Mary Berry's chocolate cake recipe serves six people and takes under an hour to make.
This chocolate cake recipe is made in one large mixing bowl for a quick and easy method with minimal washing up. The sponges are sandwiched together with apricot jam and a rich chocolate ganache but fresh whipped cream would work well too.
- 3 large eggs
- 175g (6 oz) self-raising flour
- 175g (6 oz) caster sugar
- 175g (6 oz) softened butter
- 1½ level tsp baking powder
- 40g (1½ oz) cocoa powder
- 4 tbsp boiling water
- 4 tbsp apricot jam
For the chocolate icing:
- 150ml (5fl oz) double cream
- 150g (5oz) plain chocolate, broken into pieces
- A little icing sugar, to serve
Special bakeware / equipment
- 2 x 17cm (7 in) deep sandwich tins, greased and lined with non-stick baking paper
- Electric whisk
- Heat the oven to 180C (160C fan, Gas 4). Put the eggs, flour, caster sugar, butter, and baking powder in a large bowl and beat until smooth.
- In a small bowl, mix the cocoa powder with the boiling water a little at a time to make a stiff paste. Add to the cake mixture and beat until combined.
- Divide the mixture between two 17cm sandwich tins which are greased and lined with a circle of baking paper.
- Bake for 20-25 minutes, or until shrinking away from the sides of the tin and springy to the touch.
- Leave to cool in the tin, then turn on to a wire rack to become completely cold before icing.
- To make the icing: measure the cream and chocolate into a bowl and carefully melt over a pan of hot water over a low heat, or gently in the microwave for 1 min (600w microwave). Stir until melted, then set aside to cool and thicken.
- To assemble the cake, spread half the jam over one of the sponges. Top with half the ganache then put the second sponge on top. Repeat with the remaining apricot jam and chocolate ganache. Dust with icing sugar, if using.
Watch how to make Mary Berry's chocolate cake recipe
Top tips for making Mary Berry's chocolate cake
If the sponge of your cake cracks, it could be because you've been putting them on the wrong shelf in your oven. Thankfully Mary Berry has some advice on how to prevent this from happening. She told us: 'To avoid cakes cracking don’t bake them too high in the oven. If you do the crust forms too soon and cracks as the cake continue to rise.'
For more chocolate cake tips, continue reading below.
How do you make a chocolate cake moist?
There are a few things you can try to ensure your chocolate cake is moist after baking. Make sure you bake the mixture as soon as it’s mixed and resist opening the oven door until it’s at least three-quarters cooked.
Also, avoid adding too much cocoa powder - stick to the chocolate cake recipe measurements, as too much powder will make it dry.
How do I cover a chocolate cake with icing?
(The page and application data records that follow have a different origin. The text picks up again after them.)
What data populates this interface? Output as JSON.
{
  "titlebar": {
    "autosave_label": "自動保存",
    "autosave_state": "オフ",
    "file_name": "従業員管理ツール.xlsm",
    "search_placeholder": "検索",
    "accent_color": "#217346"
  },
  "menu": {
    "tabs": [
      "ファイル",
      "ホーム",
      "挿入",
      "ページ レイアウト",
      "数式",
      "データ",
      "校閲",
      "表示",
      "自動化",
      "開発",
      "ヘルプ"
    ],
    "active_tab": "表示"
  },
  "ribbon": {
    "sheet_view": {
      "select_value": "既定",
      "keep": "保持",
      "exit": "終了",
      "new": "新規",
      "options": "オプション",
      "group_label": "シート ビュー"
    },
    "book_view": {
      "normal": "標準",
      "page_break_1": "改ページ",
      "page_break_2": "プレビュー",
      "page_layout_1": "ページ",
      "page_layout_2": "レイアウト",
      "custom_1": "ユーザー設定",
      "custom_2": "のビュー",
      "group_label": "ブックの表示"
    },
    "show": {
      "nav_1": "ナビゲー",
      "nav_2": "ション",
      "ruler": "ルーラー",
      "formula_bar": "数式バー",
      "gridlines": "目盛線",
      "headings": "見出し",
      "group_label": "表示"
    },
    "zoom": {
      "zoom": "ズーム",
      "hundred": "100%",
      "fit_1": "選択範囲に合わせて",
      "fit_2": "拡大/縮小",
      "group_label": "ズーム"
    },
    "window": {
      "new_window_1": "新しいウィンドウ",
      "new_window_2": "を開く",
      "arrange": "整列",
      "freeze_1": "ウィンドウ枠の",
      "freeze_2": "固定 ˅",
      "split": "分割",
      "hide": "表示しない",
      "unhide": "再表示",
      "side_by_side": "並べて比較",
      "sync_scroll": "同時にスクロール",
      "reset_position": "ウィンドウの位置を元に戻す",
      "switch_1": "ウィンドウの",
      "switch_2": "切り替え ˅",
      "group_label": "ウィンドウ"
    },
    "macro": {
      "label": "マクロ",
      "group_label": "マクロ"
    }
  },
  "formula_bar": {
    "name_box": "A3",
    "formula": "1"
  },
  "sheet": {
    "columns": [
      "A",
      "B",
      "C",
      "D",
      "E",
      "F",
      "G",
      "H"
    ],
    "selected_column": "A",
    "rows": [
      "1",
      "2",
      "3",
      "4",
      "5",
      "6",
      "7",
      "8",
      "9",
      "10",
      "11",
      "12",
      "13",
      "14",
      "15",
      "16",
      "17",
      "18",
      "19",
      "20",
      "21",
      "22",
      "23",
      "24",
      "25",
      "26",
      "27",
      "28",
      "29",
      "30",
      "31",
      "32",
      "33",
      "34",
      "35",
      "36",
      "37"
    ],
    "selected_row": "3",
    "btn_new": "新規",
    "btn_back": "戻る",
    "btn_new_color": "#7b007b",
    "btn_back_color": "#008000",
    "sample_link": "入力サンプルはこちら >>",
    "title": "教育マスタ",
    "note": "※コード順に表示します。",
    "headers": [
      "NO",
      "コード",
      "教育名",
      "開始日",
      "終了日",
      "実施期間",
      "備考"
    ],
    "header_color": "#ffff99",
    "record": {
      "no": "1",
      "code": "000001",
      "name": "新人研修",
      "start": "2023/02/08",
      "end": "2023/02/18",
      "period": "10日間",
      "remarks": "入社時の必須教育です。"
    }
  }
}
Covering a chocolate cake with chocolate icing is simple. Spoon some of the mixture into the centre of the cake and spread the ganache icing to the outside of the cake using a palette knife. Add another spoonful or two at a time carefully making sure you don't push the icing over the edge of the cake when smoothing.
Mary says: 'When icing a cake, seal the top with apricot jam first to prevent crumb contamination.' The fruity spread is used to form a barrier between the cake and the icing, ensuring a smooth finish. If you don't like apricot you can use raspberry or strawberry instead but smooth is best.
If the ganache is still quite warm it may be too runny to use. Wait for it to thicken and cool if you want to avoid it running down the sides of the cake.
Does it matter if sponge mixture curdles?
Mary Berry explains: ‘A cake mixture which curdles holds less air, and therefore produces a heavy, dense cake.’ There are some simple ways to avoid the curdling occurring.
Mary says: ‘Eggs must be at room temperature, added gradually and beaten in thoroughly between each addition to prevent the mixture from curdling…
‘As a precaution against curdling, a spoonful of sifted flour can be added with each egg addition but the remaining flour needs to be very lightly folded in.’
What is Mary Berry’s all-in-one method?
The baking legend explains: ‘The all-in-one method means just that. All of the main ingredients go into the bowl at the same time to be mixed. There is no need for any creaming or rubbing in of the fat and no dangers of the mixture curdling because of the egg being added too quickly.’
The only prerequisite is that the butter or margarine must be soft and not oily.
Can I use self-raising flour and baking powder in a cake?
Yes, in this recipe Mary uses self-raising flour and baking powder. She does this to compensate for the air not incorporated during the initial creaming stage as she uses an all-in-one method.
Can I use drinking cocoa powder for cake?
Although visually you will get similar results your cake will be lacking in flavour. Mary explains: ‘Cocoa powder is pure chocolate liquor from which much of the cocoa butter has been extracted… Don’t be tempted to substitute with drinking chocolate powder, as the added sugar in drinking chocolate will give a very milk, sweet flavour to the cake.’